There are over three hundred compounds in cocoa beans and most of them have been chemically identified and studied in regards to their effects on our metabolism and health.
We know that cocoa’s caffeine content is mainly responsible for its bitter taste and part of its stimulating effect. Also, it has a number of “Xanthines,” which are also found in coffee and tea. Xanthines have stimulating effects on our hearts and arteries as well as a marked diuretic effect. Cocoa’s antioxidants are numerous, including “Polyphenols” (Cathechins) and “Flavonoids,” which are beneficial for our health.
Antioxidants are compounds found in vegetables that counter the negative effects of “oxygen free radicals” in our bodies. Oxygen free radicals are electrically charged oxygen atoms that we are all exposed to and have the capacity to disrupt the natural chemical composition of our cells, particularly DNA, in a way that may cause many types of cancers. The antioxidants minimize this harmful process.
Cocoa beans are produced in many parts of the world and processed in several different ways; the most common are fermenting and grinding them, which modify their chemical composition. Cocoa “liquor” is made from ground beans, and cocoa “butter” manufactured from the liquor form is mostly fat (Triglycerides) with high caloric content.
Cocoa beans were used as food and also as currency by Central American ancient cultures (Aztecs and Mayans) and were introduced in Europe by returning explorers. At the time, beans were an expensive delicacy.
Antioxidants found in chocolate, coffee, and tea—particularly green tea—have a beneficial effect on our bodies’ fat metabolism, reducing the negative effect of LDL (Low Density Lipoproteins), also known as “bad” cholesterol, on the heart and blood vessels. Antioxidants are found in all kinds of vegetables, particularly dark-colored leafy plants such as spinach, and also fruits. Organic vegetable as well as Concord grape juices are a convenient way to get antioxidants.
Flavonoids are also polyphenols that have antioxidant, anti-inflammatory, and antiviral properties and may be beneficial in the treatment of some venous disorders.
Women are more susceptible to cravings than men are and chocolate cravings may be associated with the menstrual cycle due to the changes in hormonal blood levels when it occurs. Research shows that cravings may be associated with the need for sugar (complex carbohydrates) and chemicals found in chocolate, which participate in the metabolism of brain neurotransmitters, such as Trypthophan, an amino acid essential for the production of serotonin.
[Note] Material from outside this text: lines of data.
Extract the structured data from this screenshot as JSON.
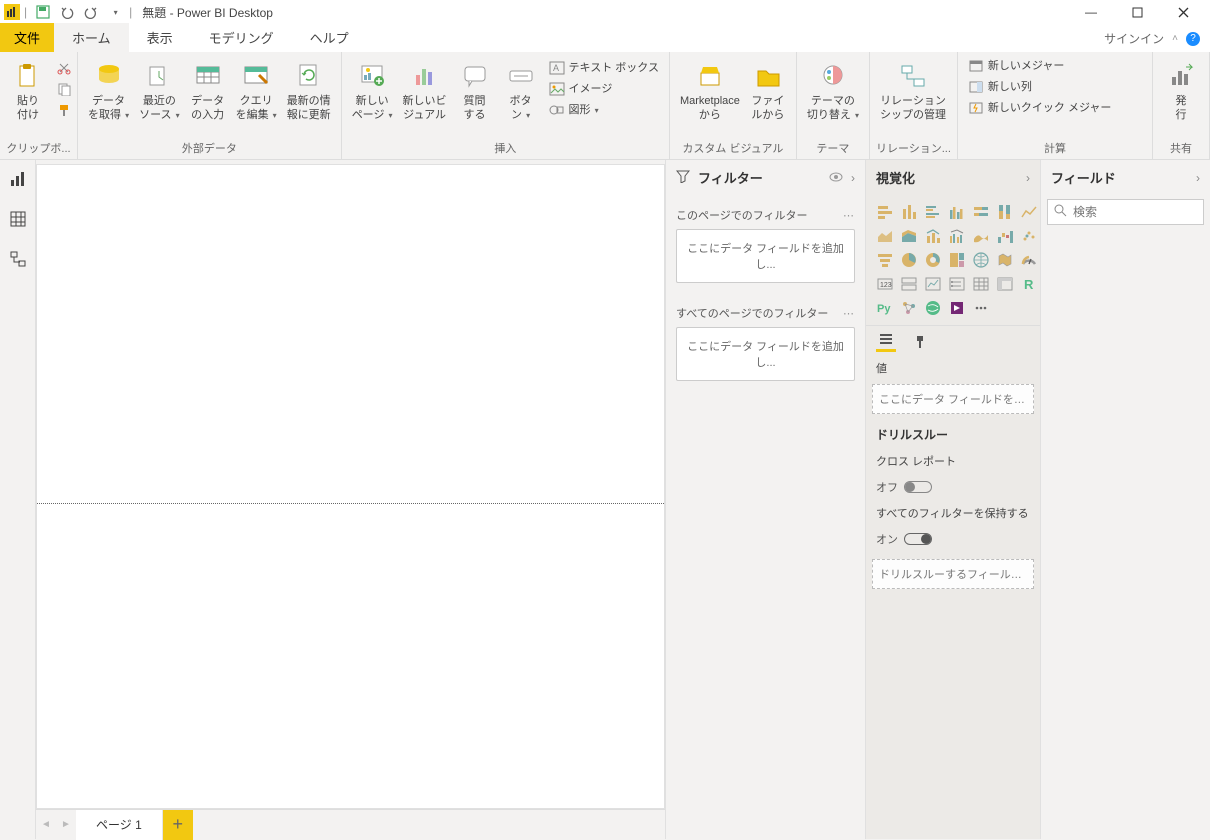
{
  "title": "無題 - Power BI Desktop",
  "tabs": {
    "file": "文件",
    "home": "ホーム",
    "view": "表示",
    "modeling": "モデリング",
    "help": "ヘルプ",
    "signin": "サインイン"
  },
  "ribbon": {
    "clipboard": {
      "label": "クリップボ...",
      "paste": "貼り\n付け"
    },
    "external": {
      "label": "外部データ",
      "getdata": "データ\nを取得",
      "recent": "最近の\nソース",
      "enter": "データ\nの入力",
      "edit": "クエリ\nを編集",
      "refresh": "最新の情\n報に更新"
    },
    "insert": {
      "label": "挿入",
      "newpage": "新しい\nページ",
      "newvisual": "新しいビ\nジュアル",
      "question": "質問\nする",
      "button": "ボタ\nン",
      "textbox": "テキスト ボックス",
      "image": "イメージ",
      "shape": "図形"
    },
    "custom": {
      "label": "カスタム ビジュアル",
      "market": "Marketplace\nから",
      "file": "ファイ\nルから"
    },
    "theme": {
      "label": "テーマ",
      "switch": "テーマの\n切り替え"
    },
    "relation": {
      "label": "リレーション...",
      "manage": "リレーション\nシップの管理"
    },
    "calc": {
      "label": "計算",
      "newmeasure": "新しいメジャー",
      "newcol": "新しい列",
      "newquick": "新しいクイック メジャー"
    },
    "share": {
      "label": "共有",
      "publish": "発\n行"
    }
  },
  "filters": {
    "title": "フィルター",
    "page": "このページでのフィルター",
    "all": "すべてのページでのフィルター",
    "drop": "ここにデータ フィールドを追加し..."
  },
  "viz": {
    "title": "視覚化",
    "value": "値",
    "dropvalue": "ここにデータ フィールドを追加して...",
    "drill": "ドリルスルー",
    "cross": "クロス レポート",
    "off": "オフ",
    "keepall": "すべてのフィルターを保持する",
    "on": "オン",
    "dropdrill": "ドリルスルーするフィールドをここ..."
  },
  "fields": {
    "title": "フィールド",
    "search": "検索"
  },
  "page": {
    "name": "ページ 1"
  }
}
We have a preference for chocolate, not only for its chemical composition but also for its texture, smell, and flavor. Chocolate compounds also participate in the metabolism of pleasure-producing brain chemicals. Chocolate, as a mood-enhancer, is also useful as a dietary supplement in the treatment of mild depression.
Which type of chocolate should we eat? The most frequent answer is “any chocolate is good,” which is partially true. If we eat it in moderation, any chocolate is good, depending on our personal preference. Moderation is the key word, because if we prefer “white” chocolates, we are surely getting too much cholesterol—they are manufactured with milk and milk products. The cholesterol we consume comes only from animal sources.
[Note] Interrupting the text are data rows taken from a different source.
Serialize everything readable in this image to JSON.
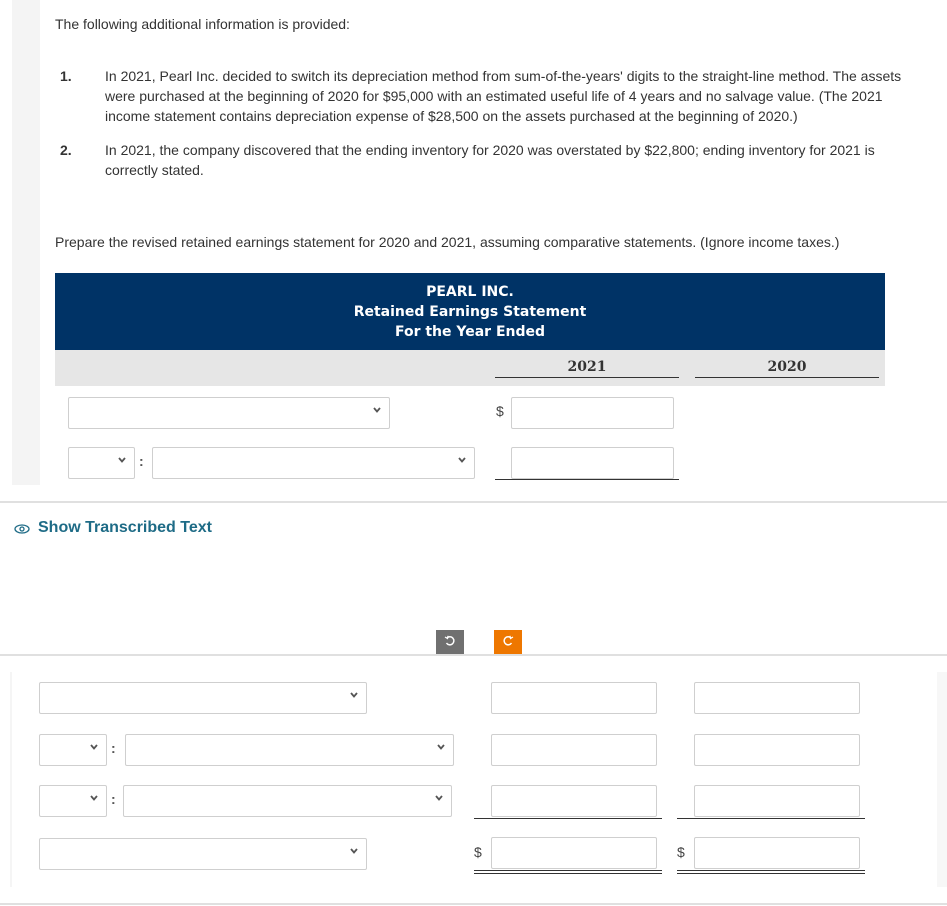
{
  "intro": "The following additional information is provided:",
  "info_items": [
    {
      "num": "1.",
      "text": "In 2021, Pearl Inc. decided to switch its depreciation method from sum-of-the-years' digits to the straight-line method. The assets were purchased at the beginning of 2020 for $95,000 with an estimated useful life of 4 years and no salvage value. (The 2021 income statement contains depreciation expense of $28,500 on the assets purchased at the beginning of 2020.)"
    },
    {
      "num": "2.",
      "text": "In 2021, the company discovered that the ending inventory for 2020 was overstated by $22,800; ending inventory for 2021 is correctly stated."
    }
  ],
  "instruction": "Prepare the revised retained earnings statement for 2020 and 2021, assuming comparative statements. (Ignore income taxes.)",
  "statement": {
    "company": "PEARL INC.",
    "title": "Retained Earnings Statement",
    "period": "For the Year Ended",
    "columns": [
      "2021",
      "2020"
    ]
  },
  "currency_symbol": "$",
  "colon": ":",
  "show_transcribed": "Show Transcribed Text",
  "toolbar": {
    "undo_icon": "undo-icon",
    "redo_icon": "redo-icon"
  },
  "colors": {
    "header_bg": "#003366",
    "link": "#1e6b86",
    "redo_button": "#ee7700",
    "undo_button": "#707070"
  },
  "top_form": {
    "rows": [
      {
        "type": "select-wide",
        "selected": "",
        "value_2021": ""
      },
      {
        "type": "select-pair",
        "selected_prefix": "",
        "selected": "",
        "value_2021": ""
      }
    ]
  },
  "bottom_form": {
    "rows": [
      {
        "type": "select-wide",
        "selected": "",
        "value_2021": "",
        "value_2020": ""
      },
      {
        "type": "select-pair",
        "selected_prefix": "",
        "selected": "",
        "value_2021": "",
        "value_2020": ""
      },
      {
        "type": "select-pair",
        "selected_prefix": "",
        "selected": "",
        "value_2021": "",
        "value_2020": ""
      },
      {
        "type": "select-wide",
        "selected": "",
        "value_2021": "",
        "value_2020": ""
      }
    ]
  }
}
If we think about the antioxidants benefits, dark chocolate provides the most. At this time, we can find dark chocolates with a cocoa content of up to 75 percent and over 80 percent—although they are more expensive and dense, with a generally bitter flavor.
Is chocolate associated with pre-menstrual syndrome (PMS)? The answer is no. PMS is caused by complex blood hormonal changes and their effect on certain parts of our brain. Would chocolate prevent PMS? Although minimal, there is some research that supports this concept. Again, it may be related to the effect of chocolate chemical on brain functions.
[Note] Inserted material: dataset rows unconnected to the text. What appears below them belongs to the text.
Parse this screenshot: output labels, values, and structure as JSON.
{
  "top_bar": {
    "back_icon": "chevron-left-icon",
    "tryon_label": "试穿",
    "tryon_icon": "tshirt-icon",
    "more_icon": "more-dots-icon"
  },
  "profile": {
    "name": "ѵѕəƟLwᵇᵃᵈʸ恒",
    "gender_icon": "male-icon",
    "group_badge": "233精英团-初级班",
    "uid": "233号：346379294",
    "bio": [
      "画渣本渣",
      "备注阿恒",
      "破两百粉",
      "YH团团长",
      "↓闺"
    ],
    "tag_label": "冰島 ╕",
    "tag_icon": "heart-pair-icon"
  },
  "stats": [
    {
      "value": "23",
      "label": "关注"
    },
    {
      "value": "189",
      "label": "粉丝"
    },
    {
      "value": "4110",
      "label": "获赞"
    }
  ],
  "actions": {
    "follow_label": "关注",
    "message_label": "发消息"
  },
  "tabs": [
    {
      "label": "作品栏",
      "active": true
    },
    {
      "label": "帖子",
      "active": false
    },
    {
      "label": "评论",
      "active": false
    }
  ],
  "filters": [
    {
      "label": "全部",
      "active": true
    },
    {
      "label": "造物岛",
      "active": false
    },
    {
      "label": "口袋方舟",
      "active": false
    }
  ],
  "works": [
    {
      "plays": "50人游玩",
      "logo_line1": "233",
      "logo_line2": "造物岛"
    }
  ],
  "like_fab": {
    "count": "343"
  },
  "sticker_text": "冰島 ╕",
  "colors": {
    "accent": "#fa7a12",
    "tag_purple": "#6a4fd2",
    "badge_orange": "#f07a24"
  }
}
What about migraines? Cocoa and chocolate may trigger a migraine attack on patients who suffer from this problem. This is probably related to tryptophan levels; migraines may also appear after eating cheese (particularly aged and hard cheeses) and drinking red wine, for the same reason.
Xanthine-containing products such as cocoa, cocoa beans and powder, caffeine, and teas should be consumed very carefully, at a minimum during pregnancy because the unborn baby’s tissues (and effect on their forming brain cells) do not have the necessary enzymes to break down (metabolize) xanthines, specifically “Theobromine.”
The same applies to patients, of any age, suffering from asthma, high blood pressure, heart diseases (particularly arrhythmias), and gastro-intestinal disorders (gastro-esophageal disease/reflux or GERD).
Is there a chocolate “overdose”? Unfortunately, there is: it may happen after consumption of more than 300 mg of caffeine and more than 300 mg of theobromine—part of any type of chocolate, leading to extreme nervousness, inability to concentrate—important if driving any type of vehicles—anxiety, (a high risk for patients suffering from bipolar disorders), insomnia, and gastrointestinal problems.
As a reference, a regular cup of coffee is 8 ounces/240 milliliters and contains 75 to 100 milligrams of caffeine. Starbucks brand is 120 to 150 milligrams of caffeine. Theobromine: 25 to 35 milligrams/cup, double for Starbucks.
A final question: can my dog eat chocolate? The answer is … do not leave any chocolate within your dog’s reach. A small dog (8 pounds) could die by eating just a small piece or square of chocolate. A large dog (40 pounds or heavier) could eat a little square of chocolate without major problems.
Details: the average dark chocolate square weighs approximately 1 gram/0.4 ounces with a Theobromine content of 250 to 300 milligrams. A small, 8-pound dog would die with up to 50 to 70 milligrams/pound (100 to 150 milligrams/kilogram) of Theobromine. A large dog (40 pounds or heavier) could eat one or two little squares of dark chocolate without major problems. Visit our site for more health and medical information!
By Justine L. Miller, MD, PhD
Part 1 | Part 2
Photo courtesy of MedixNet